Caprio: I definitely say this whole chatter about artificial intelligence will become part of the molding machinery, because it is already able to make changes to [adjust to] viscosity changes in the material, when you’re running regrind along with the virgin material. Machines are able to adapt within a shot for consistency and capability.
I think more and more, it’s going to be that you enter some data of your mold and the molding machine will set up all the parameters. Smart factory is a little bit within reach now; the factories are going to get smarter and smarter. That’s very exciting. You really think of a futuristic movie, but it’s really going to be everyday life in a molding plant.
What might that mean for the future workforce?
Caprio: You’re not going to have the low end of labor because … at least I would assume those will become automated tasks, replacing the hourly worker. You’re going to have to have maintenance people [who] are more educated, maybe from a technical school, not necessarily college. Those programs could even be taught by machinery suppliers.
Do you have a plan for bringing in younger people?

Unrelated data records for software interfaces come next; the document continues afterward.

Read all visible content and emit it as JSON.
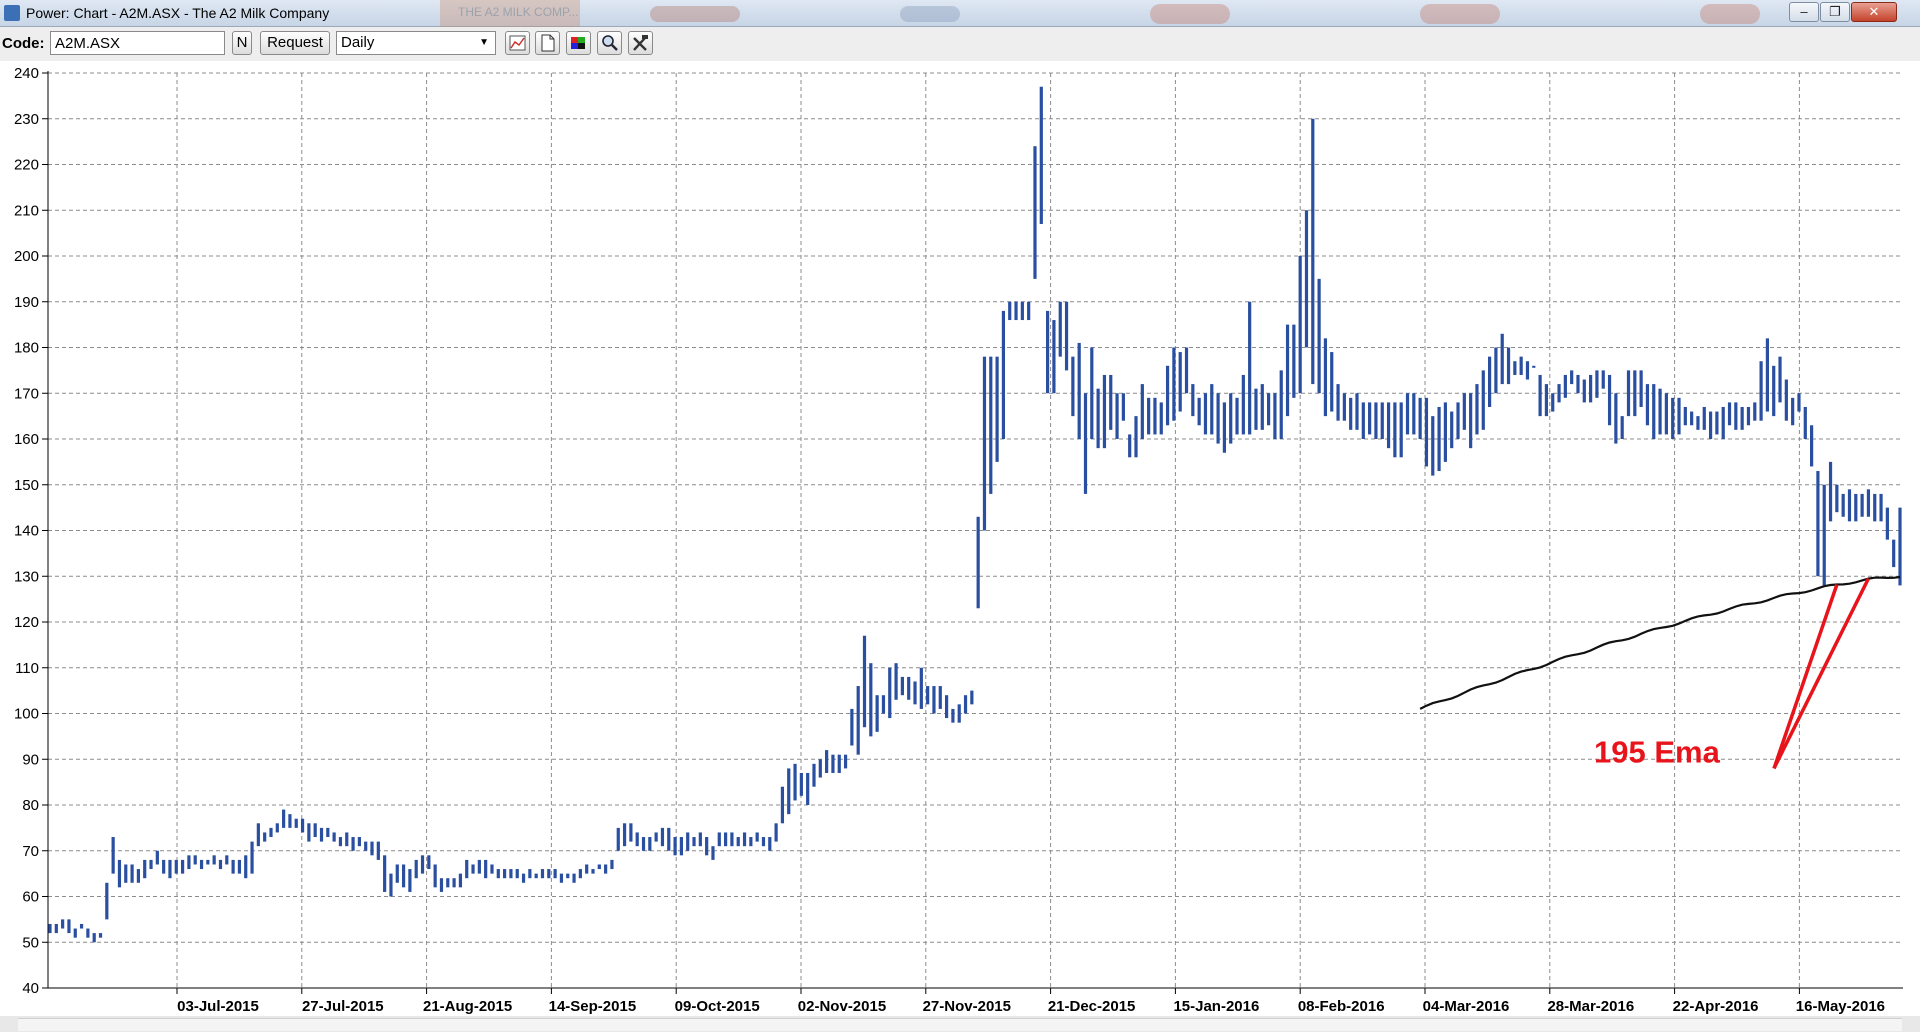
{
  "window": {
    "title": "Power: Chart - A2M.ASX - The A2 Milk Company",
    "background_tab": "THE A2 MILK COMP...",
    "controls": [
      "minimize",
      "restore",
      "close"
    ]
  },
  "toolbar": {
    "code_label": "Code:",
    "code_value": "A2M.ASX",
    "n_button": "N",
    "request_button": "Request",
    "period_select": "Daily",
    "icons": [
      "chart-style-icon",
      "page-icon",
      "color-palette-icon",
      "zoom-icon",
      "tools-icon"
    ]
  },
  "colors": {
    "bars": "#2a4fa0",
    "ema_line": "#111111",
    "annotation": "#e8141b",
    "grid": "#8c8c8c"
  },
  "chart_data": {
    "type": "ohlc",
    "ticker": "A2M.ASX",
    "ylim": [
      40,
      240
    ],
    "yticks": [
      40,
      50,
      60,
      70,
      80,
      90,
      100,
      110,
      120,
      130,
      140,
      150,
      160,
      170,
      180,
      190,
      200,
      210,
      220,
      230,
      240
    ],
    "xtick_labels": [
      "03-Jul-2015",
      "27-Jul-2015",
      "21-Aug-2015",
      "14-Sep-2015",
      "09-Oct-2015",
      "02-Nov-2015",
      "27-Nov-2015",
      "21-Dec-2015",
      "15-Jan-2016",
      "08-Feb-2016",
      "04-Mar-2016",
      "28-Mar-2016",
      "22-Apr-2016",
      "16-May-2016"
    ],
    "grid": true,
    "bars": [
      [
        52,
        54
      ],
      [
        52,
        54
      ],
      [
        53,
        55
      ],
      [
        52,
        55
      ],
      [
        51,
        53
      ],
      [
        53,
        54
      ],
      [
        51,
        53
      ],
      [
        50,
        52
      ],
      [
        51,
        52
      ],
      [
        55,
        63
      ],
      [
        65,
        73
      ],
      [
        62,
        68
      ],
      [
        63,
        67
      ],
      [
        63,
        67
      ],
      [
        63,
        66
      ],
      [
        64,
        68
      ],
      [
        66,
        68
      ],
      [
        67,
        70
      ],
      [
        65,
        68
      ],
      [
        64,
        68
      ],
      [
        65,
        68
      ],
      [
        65,
        68
      ],
      [
        66,
        69
      ],
      [
        67,
        69
      ],
      [
        66,
        68
      ],
      [
        67,
        68
      ],
      [
        67,
        69
      ],
      [
        66,
        68
      ],
      [
        67,
        69
      ],
      [
        65,
        68
      ],
      [
        65,
        68
      ],
      [
        64,
        69
      ],
      [
        65,
        72
      ],
      [
        71,
        76
      ],
      [
        72,
        74
      ],
      [
        73,
        75
      ],
      [
        74,
        76
      ],
      [
        75,
        79
      ],
      [
        75,
        78
      ],
      [
        75,
        77
      ],
      [
        74,
        77
      ],
      [
        72,
        76
      ],
      [
        73,
        76
      ],
      [
        72,
        75
      ],
      [
        73,
        75
      ],
      [
        72,
        74
      ],
      [
        71,
        73
      ],
      [
        71,
        74
      ],
      [
        70,
        73
      ],
      [
        71,
        73
      ],
      [
        70,
        72
      ],
      [
        69,
        72
      ],
      [
        68,
        72
      ],
      [
        61,
        69
      ],
      [
        60,
        65
      ],
      [
        63,
        67
      ],
      [
        62,
        67
      ],
      [
        61,
        66
      ],
      [
        64,
        68
      ],
      [
        65,
        69
      ],
      [
        66,
        69
      ],
      [
        62,
        67
      ],
      [
        61,
        64
      ],
      [
        62,
        64
      ],
      [
        62,
        64
      ],
      [
        62,
        65
      ],
      [
        64,
        68
      ],
      [
        65,
        67
      ],
      [
        65,
        68
      ],
      [
        64,
        68
      ],
      [
        65,
        67
      ],
      [
        64,
        66
      ],
      [
        64,
        66
      ],
      [
        64,
        66
      ],
      [
        64,
        66
      ],
      [
        63,
        65
      ],
      [
        64,
        66
      ],
      [
        64,
        65
      ],
      [
        64,
        66
      ],
      [
        64,
        66
      ],
      [
        64,
        66
      ],
      [
        63,
        65
      ],
      [
        64,
        65
      ],
      [
        63,
        65
      ],
      [
        64,
        66
      ],
      [
        65,
        67
      ],
      [
        65,
        66
      ],
      [
        66,
        67
      ],
      [
        65,
        67
      ],
      [
        66,
        68
      ],
      [
        70,
        75
      ],
      [
        71,
        76
      ],
      [
        72,
        76
      ],
      [
        71,
        74
      ],
      [
        70,
        73
      ],
      [
        70,
        73
      ],
      [
        72,
        74
      ],
      [
        71,
        75
      ],
      [
        70,
        75
      ],
      [
        69,
        73
      ],
      [
        69,
        73
      ],
      [
        70,
        74
      ],
      [
        71,
        73
      ],
      [
        71,
        74
      ],
      [
        69,
        73
      ],
      [
        68,
        71
      ],
      [
        71,
        74
      ],
      [
        71,
        74
      ],
      [
        71,
        74
      ],
      [
        71,
        73
      ],
      [
        71,
        74
      ],
      [
        71,
        73
      ],
      [
        72,
        74
      ],
      [
        71,
        73
      ],
      [
        70,
        73
      ],
      [
        72,
        76
      ],
      [
        76,
        84
      ],
      [
        78,
        88
      ],
      [
        81,
        89
      ],
      [
        82,
        87
      ],
      [
        80,
        87
      ],
      [
        84,
        89
      ],
      [
        86,
        90
      ],
      [
        87,
        92
      ],
      [
        87,
        91
      ],
      [
        87,
        91
      ],
      [
        88,
        91
      ],
      [
        93,
        101
      ],
      [
        91,
        106
      ],
      [
        97,
        117
      ],
      [
        95,
        111
      ],
      [
        96,
        104
      ],
      [
        100,
        104
      ],
      [
        99,
        110
      ],
      [
        103,
        111
      ],
      [
        104,
        108
      ],
      [
        103,
        108
      ],
      [
        102,
        107
      ],
      [
        101,
        110
      ],
      [
        102,
        106
      ],
      [
        100,
        106
      ],
      [
        101,
        106
      ],
      [
        99,
        104
      ],
      [
        98,
        101
      ],
      [
        98,
        102
      ],
      [
        100,
        104
      ],
      [
        102,
        105
      ],
      [
        123,
        143
      ],
      [
        140,
        178
      ],
      [
        148,
        178
      ],
      [
        155,
        178
      ],
      [
        160,
        188
      ],
      [
        186,
        190
      ],
      [
        186,
        190
      ],
      [
        186,
        190
      ],
      [
        186,
        190
      ],
      [
        195,
        224
      ],
      [
        207,
        237
      ],
      [
        170,
        188
      ],
      [
        170,
        186
      ],
      [
        178,
        190
      ],
      [
        175,
        190
      ],
      [
        165,
        178
      ],
      [
        160,
        181
      ],
      [
        148,
        170
      ],
      [
        160,
        180
      ],
      [
        158,
        171
      ],
      [
        158,
        174
      ],
      [
        162,
        174
      ],
      [
        160,
        170
      ],
      [
        164,
        170
      ],
      [
        156,
        161
      ],
      [
        156,
        165
      ],
      [
        160,
        172
      ],
      [
        161,
        169
      ],
      [
        161,
        169
      ],
      [
        161,
        168
      ],
      [
        163,
        176
      ],
      [
        164,
        180
      ],
      [
        166,
        179
      ],
      [
        170,
        180
      ],
      [
        165,
        172
      ],
      [
        163,
        169
      ],
      [
        161,
        170
      ],
      [
        161,
        172
      ],
      [
        159,
        170
      ],
      [
        157,
        168
      ],
      [
        159,
        170
      ],
      [
        161,
        169
      ],
      [
        161,
        174
      ],
      [
        161,
        190
      ],
      [
        162,
        171
      ],
      [
        162,
        172
      ],
      [
        163,
        170
      ],
      [
        160,
        170
      ],
      [
        160,
        175
      ],
      [
        165,
        185
      ],
      [
        169,
        185
      ],
      [
        170,
        200
      ],
      [
        180,
        210
      ],
      [
        172,
        230
      ],
      [
        170,
        195
      ],
      [
        165,
        182
      ],
      [
        166,
        179
      ],
      [
        164,
        172
      ],
      [
        164,
        170
      ],
      [
        162,
        169
      ],
      [
        162,
        170
      ],
      [
        160,
        168
      ],
      [
        161,
        168
      ],
      [
        160,
        168
      ],
      [
        160,
        168
      ],
      [
        158,
        168
      ],
      [
        156,
        168
      ],
      [
        156,
        168
      ],
      [
        161,
        170
      ],
      [
        161,
        170
      ],
      [
        160,
        169
      ],
      [
        154,
        169
      ],
      [
        152,
        165
      ],
      [
        153,
        167
      ],
      [
        155,
        168
      ],
      [
        158,
        166
      ],
      [
        160,
        168
      ],
      [
        162,
        170
      ],
      [
        158,
        170
      ],
      [
        161,
        172
      ],
      [
        162,
        175
      ],
      [
        167,
        178
      ],
      [
        170,
        180
      ],
      [
        172,
        183
      ],
      [
        172,
        180
      ],
      [
        174,
        177
      ],
      [
        174,
        178
      ],
      [
        173,
        177
      ],
      [
        176,
        176
      ],
      [
        165,
        174
      ],
      [
        165,
        172
      ],
      [
        166,
        170
      ],
      [
        168,
        172
      ],
      [
        169,
        174
      ],
      [
        172,
        175
      ],
      [
        170,
        174
      ],
      [
        168,
        173
      ],
      [
        168,
        174
      ],
      [
        169,
        175
      ],
      [
        171,
        175
      ],
      [
        163,
        174
      ],
      [
        159,
        170
      ],
      [
        160,
        165
      ],
      [
        165,
        175
      ],
      [
        165,
        175
      ],
      [
        167,
        175
      ],
      [
        163,
        172
      ],
      [
        160,
        172
      ],
      [
        161,
        171
      ],
      [
        161,
        170
      ],
      [
        160,
        169
      ],
      [
        161,
        169
      ],
      [
        163,
        167
      ],
      [
        163,
        166
      ],
      [
        162,
        165
      ],
      [
        162,
        167
      ],
      [
        160,
        166
      ],
      [
        161,
        166
      ],
      [
        160,
        167
      ],
      [
        163,
        168
      ],
      [
        162,
        168
      ],
      [
        162,
        167
      ],
      [
        163,
        167
      ],
      [
        164,
        168
      ],
      [
        164,
        177
      ],
      [
        166,
        182
      ],
      [
        165,
        176
      ],
      [
        168,
        178
      ],
      [
        164,
        173
      ],
      [
        163,
        169
      ],
      [
        166,
        170
      ],
      [
        160,
        167
      ],
      [
        154,
        163
      ],
      [
        130,
        153
      ],
      [
        128,
        150
      ],
      [
        142,
        155
      ],
      [
        144,
        150
      ],
      [
        143,
        148
      ],
      [
        142,
        149
      ],
      [
        142,
        148
      ],
      [
        143,
        148
      ],
      [
        143,
        149
      ],
      [
        142,
        148
      ],
      [
        142,
        148
      ],
      [
        138,
        145
      ],
      [
        132,
        138
      ],
      [
        128,
        145
      ]
    ],
    "ema_series": {
      "from_date": "04-Mar-2016",
      "start_value": 101,
      "end_value": 130
    },
    "annotation_text": "195 Ema"
  }
}
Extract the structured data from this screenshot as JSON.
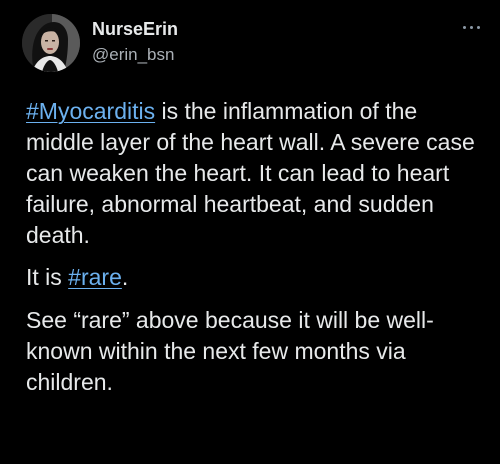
{
  "author": {
    "display_name": "NurseErin",
    "handle": "@erin_bsn"
  },
  "menu": {
    "icon": "more-horizontal-icon"
  },
  "tweet": {
    "hashtag_1": "#Myocarditis",
    "paragraph_1_rest": " is the inflammation of the middle layer of the heart wall. A severe case can weaken the heart. It can lead to heart failure, abnormal heartbeat, and sudden death.",
    "paragraph_2_prefix": "It is ",
    "hashtag_2": "#rare",
    "paragraph_2_suffix": ".",
    "paragraph_3": "See “rare” above because it will be well-known within the next few months via children."
  },
  "colors": {
    "background": "#000000",
    "text": "#e7e9ea",
    "secondary_text": "#aab0b6",
    "link": "#6cb1ef"
  }
}
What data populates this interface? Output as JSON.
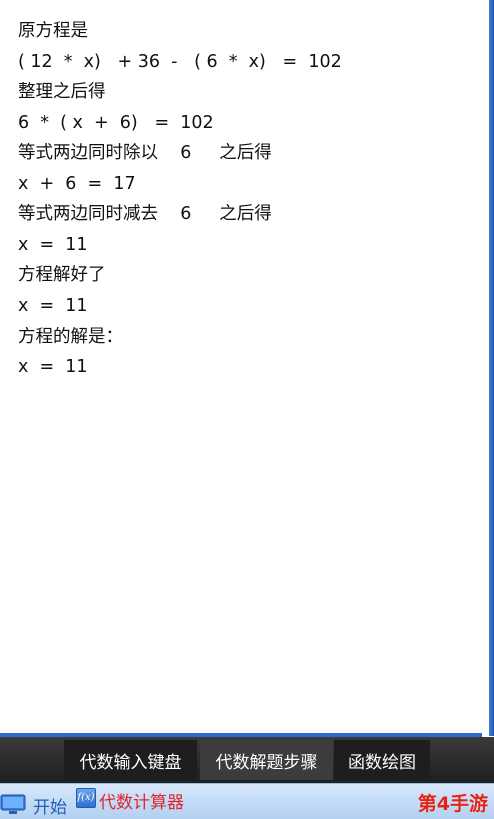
{
  "solution": {
    "lines": [
      "原方程是",
      "( 12  *  x)   + 36  -   ( 6  *  x)   =  102",
      "整理之后得",
      "6  *  ( x  +  6)   =  102",
      "等式两边同时除以    6     之后得",
      "x  +  6  =  17",
      "等式两边同时减去    6     之后得",
      "x  =  11",
      "方程解好了",
      "x  =  11",
      "方程的解是：",
      "x  =  11"
    ]
  },
  "tabs": {
    "keyboard": "代数输入键盘",
    "steps": "代数解题步骤",
    "graph": "函数绘图"
  },
  "taskbar": {
    "start_label": "开始",
    "app_icon_text": "f(x)",
    "app_label": "代数计算器",
    "brand": "第4手游"
  },
  "colors": {
    "accent_blue": "#2d6bd1",
    "tab_active": "#3c3c3c",
    "brand_red": "#e2231a"
  }
}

Caprio: We will be working with a number of schools. I’ve always done that in my career, by consigning machines. There, you definitely get a constant flow of young people [who] want to be in the industry, and some will be able to fit into the opportunities that we have.
Your father’s expectations for you were pretty high. Did you raise your children the same way?
Caprio: My wife just told me the other day that we’ve been married now 38 years. [We have] five grandchildren, three children, all married; everybody’s doing good. We say, “Our job’s done.” We’re very lucky, very blessed. We raised them — and my wife did a much better job than me — to prepare them to be the best that they can be. Whatever those limitations are, how do you get around it? We for sure expected them to never have a limit [on] their success. It all depends on how you’re going to define success. They’ve all done fantastic and are doing fantastic. Everybody is happy and succeeding, paying the bills, having babies, having a good spouse. I’d say it all adds up really good.
What do you see as your legacy?
Caprio: That’s probably way too big for me to answer. I hope people say, “Hey, that was a fun guy. We had a lot of laughs. He helped us with the business,” and that whoever’s life I touched, it would be in a positive way. Nothing deep. I’m not looking to be in the Plastics Hall of Fame. I’m just trying to make a living, and help people make a living and be successful in business. And, of course, that means the customers’ business, and my employer’s business and everybody touched by that.
Karen Hanna, senior staff reporter